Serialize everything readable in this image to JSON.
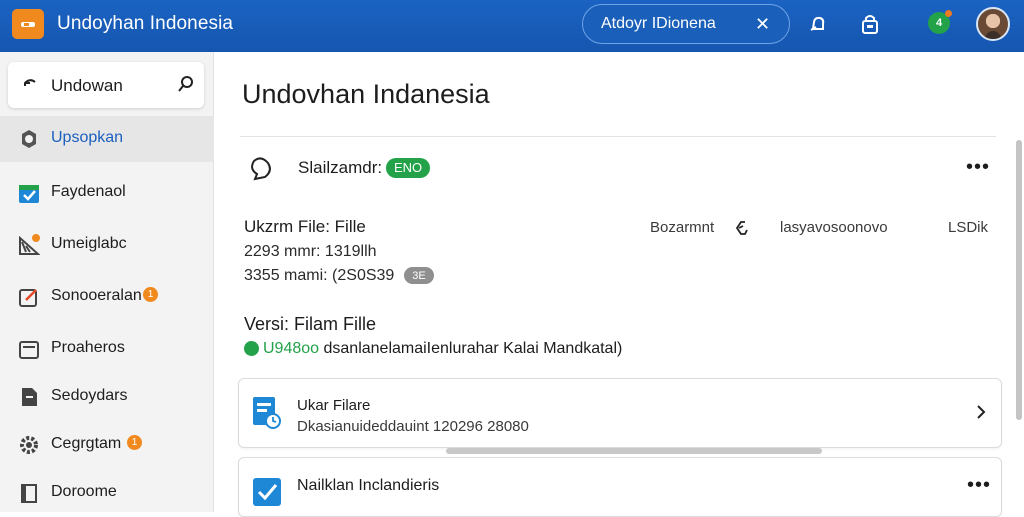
{
  "header": {
    "app_title": "Undoyhan Indonesia",
    "search_value": "Atdoyr IDionena",
    "search_clear": "✕",
    "notification_badge": "4"
  },
  "sidebar": {
    "search_value": "Undowan",
    "items": [
      {
        "label": "Upsopkan",
        "icon": "settings-square-icon",
        "active": true
      },
      {
        "label": "Faydenaol",
        "icon": "calendar-check-icon"
      },
      {
        "label": "Umeiglabc",
        "icon": "striped-tag-icon",
        "dot": true
      },
      {
        "label": "Sonooeralan",
        "icon": "edit-square-icon",
        "badge": "1"
      },
      {
        "label": "Proaheros",
        "icon": "folder-square-icon"
      },
      {
        "label": "Sedoydars",
        "icon": "document-icon"
      },
      {
        "label": "Cegrgtam",
        "icon": "gear-icon",
        "badge": "1"
      },
      {
        "label": "Doroome",
        "icon": "page-icon"
      }
    ]
  },
  "main": {
    "title": "Undovhan Indanesia",
    "section": {
      "name": "Slailzamdr:",
      "status": "ENO",
      "more": "•••"
    },
    "file": {
      "name": "Ukzrm File: Fille",
      "meta1": "2293 mmr: 1319llh",
      "meta2": "3355 mami: (2S0S39",
      "meta_chip": "3E",
      "col1": "Bozarmnt",
      "col2": "lasyavosoonovo",
      "col3": "LSDik"
    },
    "version": {
      "title": "Versi: Filam Fille",
      "prefix": "U948oo",
      "text": " dsanlanelamaiIenlurahar Kalai Mandkatal)"
    },
    "cards": [
      {
        "title": "Ukar Filare",
        "subtitle": "Dkasianuideddauint 120296 28080"
      },
      {
        "title": "Nailklan Inclandieris",
        "more": "•••"
      }
    ]
  },
  "colors": {
    "topbar": "#1556b0",
    "accent_orange": "#f0891e",
    "success_green": "#23a24a",
    "active_link": "#1b5fbe"
  }
}
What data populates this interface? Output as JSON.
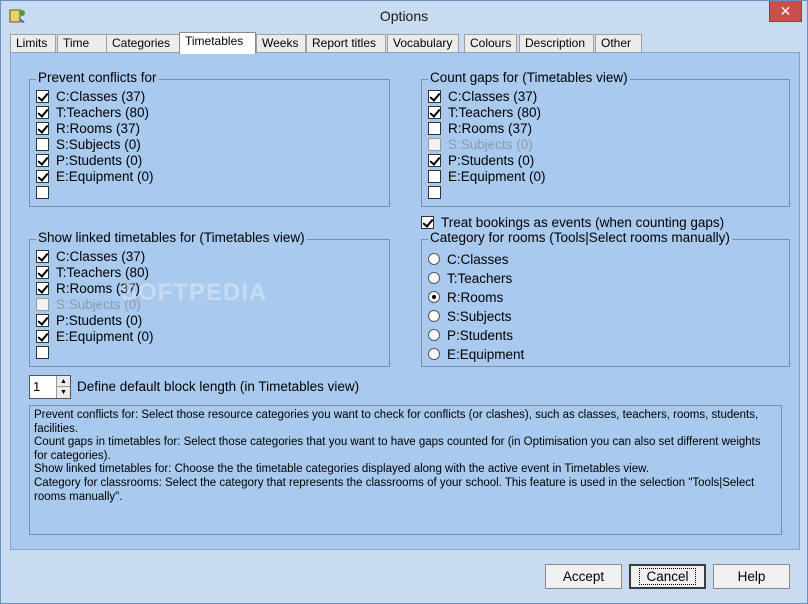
{
  "window": {
    "title": "Options",
    "close_label": "✕"
  },
  "tabs": [
    {
      "label": "Limits"
    },
    {
      "label": "Time"
    },
    {
      "label": "Categories"
    },
    {
      "label": "Timetables"
    },
    {
      "label": "Weeks"
    },
    {
      "label": "Report titles"
    },
    {
      "label": "Vocabulary"
    },
    {
      "label": "Colours"
    },
    {
      "label": "Description"
    },
    {
      "label": "Other"
    }
  ],
  "active_tab": "Timetables",
  "prevent_conflicts": {
    "legend": "Prevent conflicts for",
    "items": [
      {
        "label": "C:Classes (37)",
        "checked": true
      },
      {
        "label": "T:Teachers (80)",
        "checked": true
      },
      {
        "label": "R:Rooms (37)",
        "checked": true
      },
      {
        "label": "S:Subjects (0)",
        "checked": false
      },
      {
        "label": "P:Students (0)",
        "checked": true
      },
      {
        "label": "E:Equipment (0)",
        "checked": true
      },
      {
        "label": "",
        "checked": false
      }
    ]
  },
  "count_gaps": {
    "legend": "Count gaps for (Timetables view)",
    "items": [
      {
        "label": "C:Classes (37)",
        "checked": true
      },
      {
        "label": "T:Teachers (80)",
        "checked": true
      },
      {
        "label": "R:Rooms (37)",
        "checked": false
      },
      {
        "label": "S:Subjects (0)",
        "checked": false,
        "disabled": true
      },
      {
        "label": "P:Students (0)",
        "checked": true
      },
      {
        "label": "E:Equipment (0)",
        "checked": false
      },
      {
        "label": "",
        "checked": false
      }
    ]
  },
  "treat_bookings": {
    "label": "Treat bookings as events (when counting gaps)",
    "checked": true
  },
  "linked_timetables": {
    "legend": "Show linked timetables for (Timetables view)",
    "items": [
      {
        "label": "C:Classes (37)",
        "checked": true
      },
      {
        "label": "T:Teachers (80)",
        "checked": true
      },
      {
        "label": "R:Rooms (37)",
        "checked": true
      },
      {
        "label": "S:Subjects (0)",
        "checked": false,
        "disabled": true
      },
      {
        "label": "P:Students (0)",
        "checked": true
      },
      {
        "label": "E:Equipment (0)",
        "checked": true
      },
      {
        "label": "",
        "checked": false
      }
    ]
  },
  "rooms_category": {
    "legend": "Category for rooms (Tools|Select rooms manually)",
    "options": [
      {
        "label": "C:Classes"
      },
      {
        "label": "T:Teachers"
      },
      {
        "label": "R:Rooms"
      },
      {
        "label": "S:Subjects"
      },
      {
        "label": "P:Students"
      },
      {
        "label": "E:Equipment"
      }
    ],
    "selected": "R:Rooms"
  },
  "block_length": {
    "value": "1",
    "label": "Define default block length (in Timetables view)"
  },
  "help_text": [
    "Prevent conflicts for: Select those resource categories you want to check for conflicts (or clashes), such as classes, teachers, rooms, students, facilities.",
    "Count gaps in timetables for: Select those categories that you want to have gaps counted for (in Optimisation you can also set different weights for categories).",
    "Show linked timetables for: Choose the the timetable categories displayed along with the active event in Timetables view.",
    "Category for classrooms: Select the category that represents the classrooms of your school. This feature is used in the selection \"Tools|Select rooms manually\"."
  ],
  "buttons": {
    "accept": "Accept",
    "cancel": "Cancel",
    "help": "Help"
  },
  "watermark": "SOFTPEDIA"
}
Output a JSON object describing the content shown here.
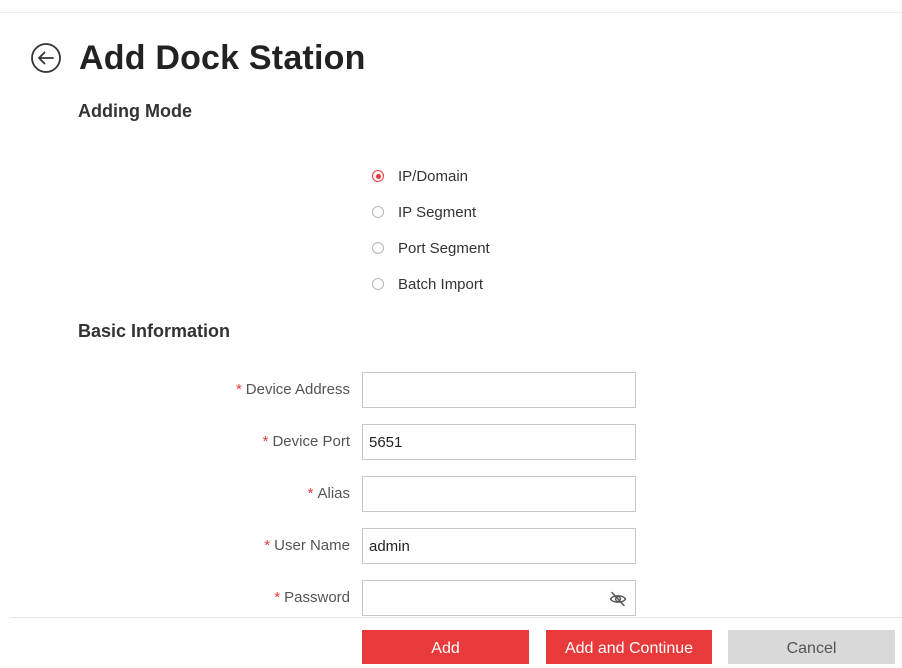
{
  "header": {
    "title": "Add Dock Station",
    "back_icon": "arrow-left-circle-icon"
  },
  "adding_mode": {
    "title": "Adding Mode",
    "options": [
      {
        "label": "IP/Domain",
        "selected": true
      },
      {
        "label": "IP Segment",
        "selected": false
      },
      {
        "label": "Port Segment",
        "selected": false
      },
      {
        "label": "Batch Import",
        "selected": false
      }
    ]
  },
  "basic_info": {
    "title": "Basic Information",
    "required_mark": "*",
    "fields": {
      "device_address": {
        "label": "Device Address",
        "value": ""
      },
      "device_port": {
        "label": "Device Port",
        "value": "5651"
      },
      "alias": {
        "label": "Alias",
        "value": ""
      },
      "user_name": {
        "label": "User Name",
        "value": "admin"
      },
      "password": {
        "label": "Password",
        "value": "",
        "toggle_icon": "eye-hidden-icon"
      }
    }
  },
  "footer": {
    "add_label": "Add",
    "add_continue_label": "Add and Continue",
    "cancel_label": "Cancel"
  },
  "colors": {
    "accent": "#e83a3a",
    "cancel_bg": "#d9d9d9",
    "border": "#c9c9c9"
  }
}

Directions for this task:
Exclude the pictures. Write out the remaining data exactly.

Problem solution:
Serialize everything readable in this image to JSON.
{
  "header": {
    "app_title": "Undoyhan Indonesia",
    "search_value": "Atdoyr IDionena",
    "search_clear": "✕",
    "notification_badge": "4"
  },
  "sidebar": {
    "search_value": "Undowan",
    "items": [
      {
        "label": "Upsopkan",
        "icon": "settings-square-icon",
        "active": true
      },
      {
        "label": "Faydenaol",
        "icon": "calendar-check-icon"
      },
      {
        "label": "Umeiglabc",
        "icon": "striped-tag-icon",
        "dot": true
      },
      {
        "label": "Sonooeralan",
        "icon": "edit-square-icon",
        "badge": "1"
      },
      {
        "label": "Proaheros",
        "icon": "folder-square-icon"
      },
      {
        "label": "Sedoydars",
        "icon": "document-icon"
      },
      {
        "label": "Cegrgtam",
        "icon": "gear-icon",
        "badge": "1"
      },
      {
        "label": "Doroome",
        "icon": "page-icon"
      }
    ]
  },
  "main": {
    "title": "Undovhan Indanesia",
    "section": {
      "name": "Slailzamdr:",
      "status": "ENO",
      "more": "•••"
    },
    "file": {
      "name": "Ukzrm File: Fille",
      "meta1": "2293 mmr: 1319llh",
      "meta2": "3355 mami: (2S0S39",
      "meta_chip": "3E",
      "col1": "Bozarmnt",
      "col2": "lasyavosoonovo",
      "col3": "LSDik"
    },
    "version": {
      "title": "Versi: Filam Fille",
      "prefix": "U948oo",
      "text": " dsanlanelamaiIenlurahar Kalai Mandkatal)"
    },
    "cards": [
      {
        "title": "Ukar Filare",
        "subtitle": "Dkasianuideddauint 120296 28080"
      },
      {
        "title": "Nailklan Inclandieris",
        "more": "•••"
      }
    ]
  },
  "colors": {
    "topbar": "#1556b0",
    "accent_orange": "#f0891e",
    "success_green": "#23a24a",
    "active_link": "#1b5fbe"
  }
}
What data populates this interface? Output as JSON.
{
  "window": {
    "title": "Options",
    "close_label": "✕"
  },
  "tabs": [
    {
      "label": "Limits"
    },
    {
      "label": "Time"
    },
    {
      "label": "Categories"
    },
    {
      "label": "Timetables"
    },
    {
      "label": "Weeks"
    },
    {
      "label": "Report titles"
    },
    {
      "label": "Vocabulary"
    },
    {
      "label": "Colours"
    },
    {
      "label": "Description"
    },
    {
      "label": "Other"
    }
  ],
  "active_tab": "Timetables",
  "prevent_conflicts": {
    "legend": "Prevent conflicts for",
    "items": [
      {
        "label": "C:Classes (37)",
        "checked": true
      },
      {
        "label": "T:Teachers (80)",
        "checked": true
      },
      {
        "label": "R:Rooms (37)",
        "checked": true
      },
      {
        "label": "S:Subjects (0)",
        "checked": false
      },
      {
        "label": "P:Students (0)",
        "checked": true
      },
      {
        "label": "E:Equipment (0)",
        "checked": true
      },
      {
        "label": "",
        "checked": false
      }
    ]
  },
  "count_gaps": {
    "legend": "Count gaps for (Timetables view)",
    "items": [
      {
        "label": "C:Classes (37)",
        "checked": true
      },
      {
        "label": "T:Teachers (80)",
        "checked": true
      },
      {
        "label": "R:Rooms (37)",
        "checked": false
      },
      {
        "label": "S:Subjects (0)",
        "checked": false,
        "disabled": true
      },
      {
        "label": "P:Students (0)",
        "checked": true
      },
      {
        "label": "E:Equipment (0)",
        "checked": false
      },
      {
        "label": "",
        "checked": false
      }
    ]
  },
  "treat_bookings": {
    "label": "Treat bookings as events (when counting gaps)",
    "checked": true
  },
  "linked_timetables": {
    "legend": "Show linked timetables for (Timetables view)",
    "items": [
      {
        "label": "C:Classes (37)",
        "checked": true
      },
      {
        "label": "T:Teachers (80)",
        "checked": true
      },
      {
        "label": "R:Rooms (37)",
        "checked": true
      },
      {
        "label": "S:Subjects (0)",
        "checked": false,
        "disabled": true
      },
      {
        "label": "P:Students (0)",
        "checked": true
      },
      {
        "label": "E:Equipment (0)",
        "checked": true
      },
      {
        "label": "",
        "checked": false
      }
    ]
  },
  "rooms_category": {
    "legend": "Category for rooms (Tools|Select rooms manually)",
    "options": [
      {
        "label": "C:Classes"
      },
      {
        "label": "T:Teachers"
      },
      {
        "label": "R:Rooms"
      },
      {
        "label": "S:Subjects"
      },
      {
        "label": "P:Students"
      },
      {
        "label": "E:Equipment"
      }
    ],
    "selected": "R:Rooms"
  },
  "block_length": {
    "value": "1",
    "label": "Define default block length (in Timetables view)"
  },
  "help_text": [
    "Prevent conflicts for: Select those resource categories you want to check for conflicts (or clashes), such as classes, teachers, rooms, students, facilities.",
    "Count gaps in timetables for: Select those categories that you want to have gaps counted for (in Optimisation you can also set different weights for categories).",
    "Show linked timetables for: Choose the the timetable categories displayed along with the active event in Timetables view.",
    "Category for classrooms: Select the category that represents the classrooms of your school. This feature is used in the selection \"Tools|Select rooms manually\"."
  ],
  "buttons": {
    "accept": "Accept",
    "cancel": "Cancel",
    "help": "Help"
  },
  "watermark": "SOFTPEDIA"
}
Output a JSON object describing the content shown here.
{
  "header": {
    "title": "Add Dock Station",
    "back_icon": "arrow-left-circle-icon"
  },
  "adding_mode": {
    "title": "Adding Mode",
    "options": [
      {
        "label": "IP/Domain",
        "selected": true
      },
      {
        "label": "IP Segment",
        "selected": false
      },
      {
        "label": "Port Segment",
        "selected": false
      },
      {
        "label": "Batch Import",
        "selected": false
      }
    ]
  },
  "basic_info": {
    "title": "Basic Information",
    "required_mark": "*",
    "fields": {
      "device_address": {
        "label": "Device Address",
        "value": ""
      },
      "device_port": {
        "label": "Device Port",
        "value": "5651"
      },
      "alias": {
        "label": "Alias",
        "value": ""
      },
      "user_name": {
        "label": "User Name",
        "value": "admin"
      },
      "password": {
        "label": "Password",
        "value": "",
        "toggle_icon": "eye-hidden-icon"
      }
    }
  },
  "footer": {
    "add_label": "Add",
    "add_continue_label": "Add and Continue",
    "cancel_label": "Cancel"
  },
  "colors": {
    "accent": "#e83a3a",
    "cancel_bg": "#d9d9d9",
    "border": "#c9c9c9"
  }
}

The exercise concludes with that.